No-deal Brexit could result in food shortages across Britain

empty supermarket

The Brexit saga continues, and there has now been a further stark warning from the British food and drink lobby, most recently.

They have stated that Britain will experience shortages of a number of different fresh produce items for a number of weeks, perhaps even months. This is directly linked to the concept that a no-deal Brexit will result in products rotting away in lorries that are stuck sitting at ports.

Tim Rycroft, who is the Food and Drink Federation’s Chief Operating Officer, also added: “We’re not going to starve, but there will be shortages of fresh food and some specialist ingredients. It’s going to be a little bit unpredictable.” He then claimed, “Given that food very often is perishable and has a short shelf life, we expect that there will be some selective shortages of food in the weeks and months following no-deal Brexit”. This provides further evidence of continued uncertainty, and exactly how negative a no-deal Brexit could be to the industry.

The fear of a no-deal Brexit is also resulting in value dropping on stocks across a number of related markets, as it continues to impact the potential growth of businesses, due to the uncertainty of the situation. Trading volume seems to be more weighted towards a sell, with the GBP/EUR and GBP/USD losing pips since Britain voted to leave the EU. Traders are looking to cash in on this uncertainty, with many watching current events and analysing how they might affect prices both in the long and short term – a common practice for people trading on currency. One trader we spoke with last week, claimed that uncertainty was so prevalent, that he was looking to hedge his risk to a greater degree than would normally be the case.

The news on potential food shortages came from leaked papers to the Guardian, which showed the governments ‘reasonable worst-case scenarios’ (RWCS) view on the situation. This included risk to medicine supplies and the overall disruption to food chains – an issue that could cost the farming industry up to £850m a year in lost profits.

These warnings are now being backed up by retailers such as Tesco (TSCO.L). They stated that leaving the European Union at the end of October without a transition deal would be very problematic. This is because fresh produce is imported and many warehouses are stocked full prior to Christmas.

Tim Rycroft further added that “Britain imports around 60% of its food by the beginning of November. Just the time that delays caused by a no-deal Brexit could be clogging up ports and motorways”. This is clarification on the claim made by retailers, which is worrying for businesses at present. Winter is also a period in which the United Kingdom becomes more and more dependent on imported products, which further contributes to the potential disruption.

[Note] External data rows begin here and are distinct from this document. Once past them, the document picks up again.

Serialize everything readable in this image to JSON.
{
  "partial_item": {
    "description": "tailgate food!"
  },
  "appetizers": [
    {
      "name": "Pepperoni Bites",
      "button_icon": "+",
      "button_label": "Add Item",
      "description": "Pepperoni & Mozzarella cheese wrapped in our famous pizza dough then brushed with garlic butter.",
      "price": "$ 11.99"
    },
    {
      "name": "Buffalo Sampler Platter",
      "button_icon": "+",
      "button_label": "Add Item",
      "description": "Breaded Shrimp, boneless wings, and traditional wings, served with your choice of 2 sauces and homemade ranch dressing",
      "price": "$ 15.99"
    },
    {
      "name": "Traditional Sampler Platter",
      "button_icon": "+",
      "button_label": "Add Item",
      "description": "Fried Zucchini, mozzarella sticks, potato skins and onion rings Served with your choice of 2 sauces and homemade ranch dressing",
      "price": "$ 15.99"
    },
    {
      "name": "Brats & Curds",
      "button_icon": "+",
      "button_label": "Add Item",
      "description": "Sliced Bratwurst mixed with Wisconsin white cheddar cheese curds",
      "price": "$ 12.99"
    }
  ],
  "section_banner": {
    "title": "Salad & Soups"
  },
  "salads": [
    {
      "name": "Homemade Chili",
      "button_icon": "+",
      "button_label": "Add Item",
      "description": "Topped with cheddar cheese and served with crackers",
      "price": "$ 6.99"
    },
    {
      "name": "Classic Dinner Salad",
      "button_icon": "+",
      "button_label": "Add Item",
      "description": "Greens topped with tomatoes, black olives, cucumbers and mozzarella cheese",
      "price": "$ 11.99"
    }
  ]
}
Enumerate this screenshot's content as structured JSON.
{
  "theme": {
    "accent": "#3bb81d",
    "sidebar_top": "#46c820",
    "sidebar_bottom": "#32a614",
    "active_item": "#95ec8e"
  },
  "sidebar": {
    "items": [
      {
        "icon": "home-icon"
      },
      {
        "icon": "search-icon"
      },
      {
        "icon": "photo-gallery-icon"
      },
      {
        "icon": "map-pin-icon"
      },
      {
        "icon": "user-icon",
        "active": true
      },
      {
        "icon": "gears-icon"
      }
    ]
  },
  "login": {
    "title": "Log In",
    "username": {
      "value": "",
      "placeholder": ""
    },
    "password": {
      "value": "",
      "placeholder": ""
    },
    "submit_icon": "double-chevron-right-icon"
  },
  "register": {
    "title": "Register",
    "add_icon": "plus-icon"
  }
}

This industry employs 450,000 people in the United Kingdom, which is a stark reminder of the damaging impact this could have. Brexit is now being viewed as the biggest challenge since the second World War, and far surpassing previous domestic crises, such as the 2013 horse meat scandal and the mad cow disease outbreaks in both the 1980s and 1990s respectively.

The original Brexit deadline of 29th March also led to retailers and supermarkets making early changes in order to tackle any potential issues. They spent millions preparing, by working with suppliers to increase stocks of dried goods such as pasta and even toilet paper. The continued delay is only adding to the pressure and further costs for these retailers.

However, three years down the line from the initial Brexit discussion and it appears we are all still unclear on what terms the UK will leave the European Union on later this year. Newly appointed Prime Minister Boris Johnson also now also repeatedly warned the EU that unless a fresh divorce deal is agreed, then he will lead the UK out without a deal on October 31st.

The British Minister responsible for no-deal preparations is Michael Gove and he gave a much more positive outlook on the subject. He said he was confident that a resilient food supply system across the UK would ensure people would have a wide range of choices, whatever happened. However, he did add that “If we do leave without a deal on October 31st there will inevitably be bumps in the road”. Ultimately this shows that no one knows exactly how a no-deal Brexit could impact the UK, so it will continue to be uncertain times until a potential deal is made in the lead up to the end of October.